- TASK TO COMPLETE
Would you please return every line from the listing that contains the word "GmbH"?

- MATERIALS PROVIDED

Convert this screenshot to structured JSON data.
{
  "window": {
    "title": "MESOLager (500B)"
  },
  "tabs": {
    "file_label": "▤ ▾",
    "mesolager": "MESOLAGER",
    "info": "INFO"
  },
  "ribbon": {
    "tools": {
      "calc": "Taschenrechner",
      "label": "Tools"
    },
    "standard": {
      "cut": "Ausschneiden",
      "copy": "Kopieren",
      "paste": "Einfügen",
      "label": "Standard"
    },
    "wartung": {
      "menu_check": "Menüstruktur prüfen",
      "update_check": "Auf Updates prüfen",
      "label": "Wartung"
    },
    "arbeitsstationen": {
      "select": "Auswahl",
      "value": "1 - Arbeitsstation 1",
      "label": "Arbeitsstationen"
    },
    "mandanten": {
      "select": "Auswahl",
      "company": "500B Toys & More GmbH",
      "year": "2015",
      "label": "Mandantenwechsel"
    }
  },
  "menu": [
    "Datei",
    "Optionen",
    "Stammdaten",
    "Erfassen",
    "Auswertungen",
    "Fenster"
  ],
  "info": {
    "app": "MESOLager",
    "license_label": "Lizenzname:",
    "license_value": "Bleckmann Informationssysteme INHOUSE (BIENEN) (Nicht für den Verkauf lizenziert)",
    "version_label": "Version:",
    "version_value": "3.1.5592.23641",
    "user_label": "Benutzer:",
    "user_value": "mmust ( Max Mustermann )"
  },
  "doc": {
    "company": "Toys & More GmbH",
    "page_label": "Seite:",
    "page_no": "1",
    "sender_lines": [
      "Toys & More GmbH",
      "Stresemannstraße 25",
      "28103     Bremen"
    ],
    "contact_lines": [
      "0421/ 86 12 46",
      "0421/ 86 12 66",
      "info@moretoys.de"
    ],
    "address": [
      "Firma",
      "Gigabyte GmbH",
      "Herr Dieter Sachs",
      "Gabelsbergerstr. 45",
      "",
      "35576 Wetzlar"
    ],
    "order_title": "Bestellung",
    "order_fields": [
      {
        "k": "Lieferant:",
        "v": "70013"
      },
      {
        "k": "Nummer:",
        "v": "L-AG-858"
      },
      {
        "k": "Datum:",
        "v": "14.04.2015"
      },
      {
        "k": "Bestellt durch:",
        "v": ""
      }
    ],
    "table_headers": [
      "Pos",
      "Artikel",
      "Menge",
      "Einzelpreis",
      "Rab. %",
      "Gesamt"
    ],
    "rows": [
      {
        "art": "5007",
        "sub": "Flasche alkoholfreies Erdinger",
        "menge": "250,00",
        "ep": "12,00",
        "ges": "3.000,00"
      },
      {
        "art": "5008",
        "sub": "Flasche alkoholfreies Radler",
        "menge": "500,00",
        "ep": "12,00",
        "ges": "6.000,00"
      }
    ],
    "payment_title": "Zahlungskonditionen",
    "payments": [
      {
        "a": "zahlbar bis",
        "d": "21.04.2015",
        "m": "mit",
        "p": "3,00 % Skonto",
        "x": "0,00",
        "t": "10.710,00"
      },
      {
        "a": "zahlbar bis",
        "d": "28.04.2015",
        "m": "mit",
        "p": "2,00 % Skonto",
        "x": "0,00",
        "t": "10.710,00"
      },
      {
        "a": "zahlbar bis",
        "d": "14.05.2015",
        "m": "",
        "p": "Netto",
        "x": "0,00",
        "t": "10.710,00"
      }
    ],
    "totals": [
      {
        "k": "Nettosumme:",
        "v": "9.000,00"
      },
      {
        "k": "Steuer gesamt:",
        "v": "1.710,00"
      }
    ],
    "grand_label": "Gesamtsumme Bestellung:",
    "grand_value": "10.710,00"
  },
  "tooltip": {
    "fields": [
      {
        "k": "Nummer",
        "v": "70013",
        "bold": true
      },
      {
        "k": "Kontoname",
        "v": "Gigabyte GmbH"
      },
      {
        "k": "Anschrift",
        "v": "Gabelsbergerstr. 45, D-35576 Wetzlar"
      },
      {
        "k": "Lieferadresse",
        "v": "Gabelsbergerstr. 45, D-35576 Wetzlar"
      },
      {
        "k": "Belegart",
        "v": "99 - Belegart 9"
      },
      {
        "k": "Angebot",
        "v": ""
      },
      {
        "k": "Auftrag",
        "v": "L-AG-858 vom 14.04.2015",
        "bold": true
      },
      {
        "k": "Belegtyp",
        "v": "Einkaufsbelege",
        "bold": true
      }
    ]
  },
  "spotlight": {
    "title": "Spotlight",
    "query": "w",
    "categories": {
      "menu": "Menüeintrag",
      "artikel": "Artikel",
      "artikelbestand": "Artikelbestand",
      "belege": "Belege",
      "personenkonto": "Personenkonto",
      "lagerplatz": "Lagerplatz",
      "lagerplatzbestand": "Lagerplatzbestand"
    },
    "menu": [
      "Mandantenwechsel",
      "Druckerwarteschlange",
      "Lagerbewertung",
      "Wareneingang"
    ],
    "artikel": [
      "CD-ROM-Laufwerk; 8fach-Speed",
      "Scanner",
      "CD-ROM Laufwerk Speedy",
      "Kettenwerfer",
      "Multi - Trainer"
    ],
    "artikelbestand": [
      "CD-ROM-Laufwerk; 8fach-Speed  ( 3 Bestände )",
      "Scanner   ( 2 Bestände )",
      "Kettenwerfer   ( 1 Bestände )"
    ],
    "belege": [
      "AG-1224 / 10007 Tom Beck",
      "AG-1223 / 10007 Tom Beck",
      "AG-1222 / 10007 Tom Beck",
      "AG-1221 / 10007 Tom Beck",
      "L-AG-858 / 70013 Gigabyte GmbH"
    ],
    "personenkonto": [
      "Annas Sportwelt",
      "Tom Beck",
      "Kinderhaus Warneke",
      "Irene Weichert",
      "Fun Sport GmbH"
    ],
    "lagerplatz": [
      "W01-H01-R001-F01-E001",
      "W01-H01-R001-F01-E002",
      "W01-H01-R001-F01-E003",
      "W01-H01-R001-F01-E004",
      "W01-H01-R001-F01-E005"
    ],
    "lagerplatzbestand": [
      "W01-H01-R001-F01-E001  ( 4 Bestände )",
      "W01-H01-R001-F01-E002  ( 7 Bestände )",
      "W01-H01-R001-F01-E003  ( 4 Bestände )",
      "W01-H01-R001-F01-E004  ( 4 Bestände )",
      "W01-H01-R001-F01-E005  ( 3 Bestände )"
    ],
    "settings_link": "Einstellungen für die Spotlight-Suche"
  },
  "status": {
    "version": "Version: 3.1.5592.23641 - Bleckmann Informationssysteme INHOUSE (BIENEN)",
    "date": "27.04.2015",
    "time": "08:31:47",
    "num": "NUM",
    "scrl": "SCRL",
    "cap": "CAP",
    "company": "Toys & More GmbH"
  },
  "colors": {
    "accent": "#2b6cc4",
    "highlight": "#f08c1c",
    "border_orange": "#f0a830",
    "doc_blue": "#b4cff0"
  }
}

- THE ANSWER
      "company": "500B Toys & More GmbH",
    "company": "Toys & More GmbH",
      "Toys & More GmbH",
      "Gigabyte GmbH",
        "v": "Gigabyte GmbH"
      "L-AG-858 / 70013 Gigabyte GmbH"
      "Fun Sport GmbH"
    "company": "Toys & More GmbH"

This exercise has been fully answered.